In a previous post, I wrote about donating your brain. With brain donation, a patient can make a contribution to research, and the patient’s family typically receives a copy of the autopsy report at no charge.
Autopsy studies using tissue from donated brains can help researchers understand the various changes in the brain that may underlie problems in memory and thinking. These studies include examination of the brain by a neuropathologist, who evaluates the type and extent of brain pathologies, or abnormalities, that might be present.
This kind of study was the focus of presentations by Dr. Joseph Parisi, Professor of Laboratory Medicine and Pathology at Mayo Clinic, and by Dr. Julie Schneider, Assistant Professor of Neurology and Neuropathology at Rush University Medical Center at the 7th Annual Mild Cognitive Impairment (MCI) Symposium last spring. I’ve just posted a summary of their presentations on autopsy studies of the brains of people who had been diagnosed with MCI.
Judy Robbe runs support groups and works towards improving the quality of life for people with dementia and their families in Brazil. If you speak Portuguese, check out her beautiful new site Harmonia de Viver.

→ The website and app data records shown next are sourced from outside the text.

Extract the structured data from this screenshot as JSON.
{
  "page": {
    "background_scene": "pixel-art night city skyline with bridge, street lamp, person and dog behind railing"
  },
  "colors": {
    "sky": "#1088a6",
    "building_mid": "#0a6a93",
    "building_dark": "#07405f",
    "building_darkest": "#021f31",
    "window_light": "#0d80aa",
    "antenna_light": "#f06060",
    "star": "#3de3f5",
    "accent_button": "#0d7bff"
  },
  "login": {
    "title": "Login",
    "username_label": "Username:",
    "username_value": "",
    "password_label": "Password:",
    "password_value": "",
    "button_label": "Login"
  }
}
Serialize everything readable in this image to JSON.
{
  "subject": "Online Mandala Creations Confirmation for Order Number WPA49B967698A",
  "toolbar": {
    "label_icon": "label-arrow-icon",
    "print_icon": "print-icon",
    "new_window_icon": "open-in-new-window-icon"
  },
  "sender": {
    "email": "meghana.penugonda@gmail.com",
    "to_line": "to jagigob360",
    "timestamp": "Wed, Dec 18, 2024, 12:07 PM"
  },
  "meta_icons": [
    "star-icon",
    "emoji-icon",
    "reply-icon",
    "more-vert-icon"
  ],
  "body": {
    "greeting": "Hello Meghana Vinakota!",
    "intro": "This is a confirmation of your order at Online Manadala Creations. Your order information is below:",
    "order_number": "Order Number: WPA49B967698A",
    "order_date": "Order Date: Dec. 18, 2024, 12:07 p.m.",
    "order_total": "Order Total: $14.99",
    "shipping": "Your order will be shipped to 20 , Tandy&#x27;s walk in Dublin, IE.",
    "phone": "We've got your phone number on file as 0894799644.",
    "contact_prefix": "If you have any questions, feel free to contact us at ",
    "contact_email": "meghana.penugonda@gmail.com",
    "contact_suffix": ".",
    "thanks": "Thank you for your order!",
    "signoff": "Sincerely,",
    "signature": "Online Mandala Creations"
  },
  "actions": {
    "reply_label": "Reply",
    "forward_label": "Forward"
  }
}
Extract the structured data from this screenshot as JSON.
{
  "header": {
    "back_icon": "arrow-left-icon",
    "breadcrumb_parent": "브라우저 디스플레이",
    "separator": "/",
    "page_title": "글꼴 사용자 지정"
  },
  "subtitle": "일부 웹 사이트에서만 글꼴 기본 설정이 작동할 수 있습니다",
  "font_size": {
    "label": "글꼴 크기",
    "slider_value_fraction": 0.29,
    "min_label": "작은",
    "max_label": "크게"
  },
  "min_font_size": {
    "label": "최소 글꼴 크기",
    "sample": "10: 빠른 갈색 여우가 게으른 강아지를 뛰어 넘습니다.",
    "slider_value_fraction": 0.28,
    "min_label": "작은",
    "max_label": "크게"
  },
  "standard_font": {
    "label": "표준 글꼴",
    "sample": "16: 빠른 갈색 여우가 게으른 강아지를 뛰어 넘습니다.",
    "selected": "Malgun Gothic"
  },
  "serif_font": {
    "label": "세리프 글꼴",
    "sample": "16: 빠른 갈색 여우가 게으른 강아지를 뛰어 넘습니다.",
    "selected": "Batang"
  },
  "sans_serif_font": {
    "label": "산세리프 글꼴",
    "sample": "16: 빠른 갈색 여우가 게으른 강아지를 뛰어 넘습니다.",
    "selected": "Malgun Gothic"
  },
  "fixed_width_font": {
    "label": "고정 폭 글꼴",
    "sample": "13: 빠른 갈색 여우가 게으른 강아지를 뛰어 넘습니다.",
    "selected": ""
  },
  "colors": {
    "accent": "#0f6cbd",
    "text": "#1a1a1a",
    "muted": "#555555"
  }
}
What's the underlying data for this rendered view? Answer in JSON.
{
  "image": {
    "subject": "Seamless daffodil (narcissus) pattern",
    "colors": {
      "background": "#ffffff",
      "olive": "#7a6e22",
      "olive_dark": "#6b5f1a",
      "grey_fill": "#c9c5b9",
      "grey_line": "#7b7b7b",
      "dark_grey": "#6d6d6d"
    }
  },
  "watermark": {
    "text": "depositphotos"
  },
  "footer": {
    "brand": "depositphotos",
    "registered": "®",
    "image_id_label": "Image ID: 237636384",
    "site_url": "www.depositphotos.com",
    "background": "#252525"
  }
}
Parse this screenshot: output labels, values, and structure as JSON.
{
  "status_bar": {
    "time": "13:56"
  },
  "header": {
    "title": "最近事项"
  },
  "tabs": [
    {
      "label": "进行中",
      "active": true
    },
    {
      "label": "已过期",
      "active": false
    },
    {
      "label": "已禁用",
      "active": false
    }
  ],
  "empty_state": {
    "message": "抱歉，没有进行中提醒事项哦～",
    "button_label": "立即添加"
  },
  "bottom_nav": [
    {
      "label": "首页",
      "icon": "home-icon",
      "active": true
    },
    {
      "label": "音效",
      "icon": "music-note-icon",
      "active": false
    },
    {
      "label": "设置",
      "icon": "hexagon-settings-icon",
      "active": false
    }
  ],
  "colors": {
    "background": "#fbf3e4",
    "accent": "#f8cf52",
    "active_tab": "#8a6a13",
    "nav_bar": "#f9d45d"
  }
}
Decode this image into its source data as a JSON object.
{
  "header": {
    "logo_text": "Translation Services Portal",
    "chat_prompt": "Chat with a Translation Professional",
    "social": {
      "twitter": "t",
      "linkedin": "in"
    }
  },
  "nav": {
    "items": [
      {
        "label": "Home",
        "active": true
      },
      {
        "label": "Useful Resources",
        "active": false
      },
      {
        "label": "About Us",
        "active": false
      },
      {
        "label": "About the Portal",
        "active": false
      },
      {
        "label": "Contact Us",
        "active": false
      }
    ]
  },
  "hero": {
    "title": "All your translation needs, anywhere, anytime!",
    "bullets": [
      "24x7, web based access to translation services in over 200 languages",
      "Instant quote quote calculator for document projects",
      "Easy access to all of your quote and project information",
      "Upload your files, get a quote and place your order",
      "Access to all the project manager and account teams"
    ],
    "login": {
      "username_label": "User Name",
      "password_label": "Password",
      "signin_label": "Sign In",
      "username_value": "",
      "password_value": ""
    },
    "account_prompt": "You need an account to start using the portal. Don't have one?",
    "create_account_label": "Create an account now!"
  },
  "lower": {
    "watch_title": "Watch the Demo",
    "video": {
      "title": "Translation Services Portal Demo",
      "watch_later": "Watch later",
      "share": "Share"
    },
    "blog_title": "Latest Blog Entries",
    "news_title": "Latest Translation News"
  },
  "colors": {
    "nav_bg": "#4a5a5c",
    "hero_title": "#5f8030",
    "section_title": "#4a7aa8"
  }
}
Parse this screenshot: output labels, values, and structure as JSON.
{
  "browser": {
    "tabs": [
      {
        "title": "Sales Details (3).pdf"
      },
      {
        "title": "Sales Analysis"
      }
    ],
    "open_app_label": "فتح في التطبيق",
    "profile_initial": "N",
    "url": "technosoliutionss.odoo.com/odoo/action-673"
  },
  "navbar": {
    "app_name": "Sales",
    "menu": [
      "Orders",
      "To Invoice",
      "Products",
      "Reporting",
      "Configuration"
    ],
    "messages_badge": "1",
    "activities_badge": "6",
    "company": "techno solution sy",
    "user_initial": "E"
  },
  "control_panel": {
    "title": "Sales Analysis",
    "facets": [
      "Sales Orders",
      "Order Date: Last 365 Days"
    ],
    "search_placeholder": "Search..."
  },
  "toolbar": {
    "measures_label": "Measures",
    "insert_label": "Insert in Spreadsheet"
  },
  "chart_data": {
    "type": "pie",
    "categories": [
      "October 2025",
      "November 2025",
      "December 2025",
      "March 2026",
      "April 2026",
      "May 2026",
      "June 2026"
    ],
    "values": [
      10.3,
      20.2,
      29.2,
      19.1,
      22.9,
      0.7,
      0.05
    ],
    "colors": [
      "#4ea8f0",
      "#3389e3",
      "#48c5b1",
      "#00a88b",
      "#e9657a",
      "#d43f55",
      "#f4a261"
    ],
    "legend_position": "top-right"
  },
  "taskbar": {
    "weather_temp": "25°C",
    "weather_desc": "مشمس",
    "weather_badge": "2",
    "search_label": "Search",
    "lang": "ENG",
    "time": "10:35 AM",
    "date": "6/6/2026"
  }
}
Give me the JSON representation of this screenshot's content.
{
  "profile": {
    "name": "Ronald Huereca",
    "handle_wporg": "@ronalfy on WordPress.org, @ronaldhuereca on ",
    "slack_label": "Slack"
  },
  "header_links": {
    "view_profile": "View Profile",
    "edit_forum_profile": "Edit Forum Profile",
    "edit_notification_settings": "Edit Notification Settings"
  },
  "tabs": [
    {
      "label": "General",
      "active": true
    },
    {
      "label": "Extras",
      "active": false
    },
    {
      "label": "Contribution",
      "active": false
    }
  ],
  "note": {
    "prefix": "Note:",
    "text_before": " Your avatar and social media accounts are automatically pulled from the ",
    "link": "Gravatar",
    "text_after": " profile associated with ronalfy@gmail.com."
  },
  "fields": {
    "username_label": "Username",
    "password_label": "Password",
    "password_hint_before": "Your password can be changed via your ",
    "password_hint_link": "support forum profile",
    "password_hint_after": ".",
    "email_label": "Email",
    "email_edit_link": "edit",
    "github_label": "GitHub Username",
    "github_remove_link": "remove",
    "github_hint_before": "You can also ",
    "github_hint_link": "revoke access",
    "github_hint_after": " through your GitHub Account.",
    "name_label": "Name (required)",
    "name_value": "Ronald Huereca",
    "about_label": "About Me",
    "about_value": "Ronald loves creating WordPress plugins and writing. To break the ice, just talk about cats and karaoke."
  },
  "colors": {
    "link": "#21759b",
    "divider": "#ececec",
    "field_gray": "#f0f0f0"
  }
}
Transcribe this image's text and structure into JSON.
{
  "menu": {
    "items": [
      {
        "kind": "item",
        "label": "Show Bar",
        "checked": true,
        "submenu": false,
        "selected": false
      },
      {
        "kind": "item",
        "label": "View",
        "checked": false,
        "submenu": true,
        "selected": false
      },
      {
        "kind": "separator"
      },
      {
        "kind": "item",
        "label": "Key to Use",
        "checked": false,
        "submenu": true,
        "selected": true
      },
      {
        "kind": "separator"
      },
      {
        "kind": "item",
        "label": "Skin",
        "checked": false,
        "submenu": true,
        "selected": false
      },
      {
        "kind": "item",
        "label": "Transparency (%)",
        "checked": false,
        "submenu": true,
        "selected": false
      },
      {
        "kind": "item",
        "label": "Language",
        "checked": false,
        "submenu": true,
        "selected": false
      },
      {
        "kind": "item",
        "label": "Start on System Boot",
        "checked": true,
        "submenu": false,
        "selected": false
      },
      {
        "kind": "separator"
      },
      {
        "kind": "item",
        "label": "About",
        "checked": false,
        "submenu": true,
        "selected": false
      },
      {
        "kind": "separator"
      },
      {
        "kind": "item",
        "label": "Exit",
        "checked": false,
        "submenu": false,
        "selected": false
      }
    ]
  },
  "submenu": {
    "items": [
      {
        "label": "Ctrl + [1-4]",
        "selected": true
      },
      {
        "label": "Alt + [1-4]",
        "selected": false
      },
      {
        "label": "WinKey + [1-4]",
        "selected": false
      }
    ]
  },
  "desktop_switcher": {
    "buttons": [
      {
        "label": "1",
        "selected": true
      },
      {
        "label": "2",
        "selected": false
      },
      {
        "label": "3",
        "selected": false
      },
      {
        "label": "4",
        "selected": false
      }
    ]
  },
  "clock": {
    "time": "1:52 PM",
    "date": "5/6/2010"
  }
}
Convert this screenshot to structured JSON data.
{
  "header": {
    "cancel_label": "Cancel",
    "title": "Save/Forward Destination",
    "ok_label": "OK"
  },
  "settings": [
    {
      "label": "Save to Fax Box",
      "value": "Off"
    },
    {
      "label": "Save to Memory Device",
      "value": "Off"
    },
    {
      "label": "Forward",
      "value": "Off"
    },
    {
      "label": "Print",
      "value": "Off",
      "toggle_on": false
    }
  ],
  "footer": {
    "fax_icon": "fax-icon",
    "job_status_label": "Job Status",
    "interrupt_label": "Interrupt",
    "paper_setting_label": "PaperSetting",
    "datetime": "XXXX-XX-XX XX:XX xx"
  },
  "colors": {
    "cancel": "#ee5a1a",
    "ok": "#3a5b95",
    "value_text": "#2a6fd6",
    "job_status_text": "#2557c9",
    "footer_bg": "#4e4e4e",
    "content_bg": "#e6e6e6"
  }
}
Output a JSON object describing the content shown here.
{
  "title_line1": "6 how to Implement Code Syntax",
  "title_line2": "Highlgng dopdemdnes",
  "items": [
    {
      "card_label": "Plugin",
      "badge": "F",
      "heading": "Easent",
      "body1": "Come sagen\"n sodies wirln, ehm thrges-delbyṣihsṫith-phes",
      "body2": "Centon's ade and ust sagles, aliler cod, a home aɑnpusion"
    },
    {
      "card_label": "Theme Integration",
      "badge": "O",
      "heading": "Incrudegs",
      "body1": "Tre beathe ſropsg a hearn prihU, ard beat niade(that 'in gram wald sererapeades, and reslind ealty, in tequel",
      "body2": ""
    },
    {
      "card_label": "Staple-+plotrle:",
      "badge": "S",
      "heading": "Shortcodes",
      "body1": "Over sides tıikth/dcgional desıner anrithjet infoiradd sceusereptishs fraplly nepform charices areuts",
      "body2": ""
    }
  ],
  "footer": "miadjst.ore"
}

When my father died, we found it difficult to donate his brain for research, and to request an autopsy. Some of that difficulty was because we hadn’t made arrangements in advance. Earlier this week, I interviewed Nancy Teten, Assistant Director of the Clinical and Translational Sciences Institute at the University of South Florida. She coordinates the Byrd Institute Brain Bank here in Tampa Bay, and I talked with her about what you should do if you’d like to donate your brain for research. Emelyne Cherenfant, a USF social worker and Raelynn Wapinnsky, an intern, sat in on the discussion.
When my father was in his late 60s, he started having trouble finding words. As his memory and thinking went downhill, so did his speech. I knew it frustrated him, and sometimes I jumped in with a suggestion when he was groping for a word.
After talking with Jackie Christensen, I’m not so sure that was a good idea. I met Jackie last week at the FDA Patient Representative Workshop we both were attending. She has Parkinson’s, and wrote a great piece in the Washington Post explaining that even though her speech is sometimes halting, she can speak for herself.
Ten years ago, Marcel Brasey was diagnosed with Alzheimer’s at age 54. He maintains a French-language website called Survivre avec une maladie d’Alzheimer about his experiences, thoughts and philosophies.
Last month, he traveled from his home in Geneva, Switzerland to give a talk at a La Maladie d’Alzheimer Un Defi Social (Alzheimer’s Disease: A Social Challenge), a large conference in Paris.
The conference organizers asked him to present the patient’s view, Marcel says, and with the help of his family and a memory clinic in Geneva, he delivered a talk [Download Marcel Brasey's speech]. Congratulations Marcel!
If you’ve been diagnosed with Alzheimer’s or another dementia, or just have some mild memory loss, simple changes around the house can make your life safer and easier. This was the topic of a talk given recently by Jack Partington and Heather Black, in-house physical and speech therapists at Freedom Square, a Brookdale Senior Living community here in Florida.
All too often, people are diagnosed with early stage Alzheimer’s or other dementias, then sent home with little advice on what to do next. Although many of their capabilities are still retained, their cognitive problems can affect their social and family lives and make it difficult to work or volunteer. Unless they live in an area that has early stage support groups, there are few resources available to them to help with these issues.
Mike Donohue, a blogger diagnosed with Alzheimer’s three years ago, participated recently in a panel discussion addressing early stage needs. He and other panelists presented concrete recommendations for resources they feel should be available: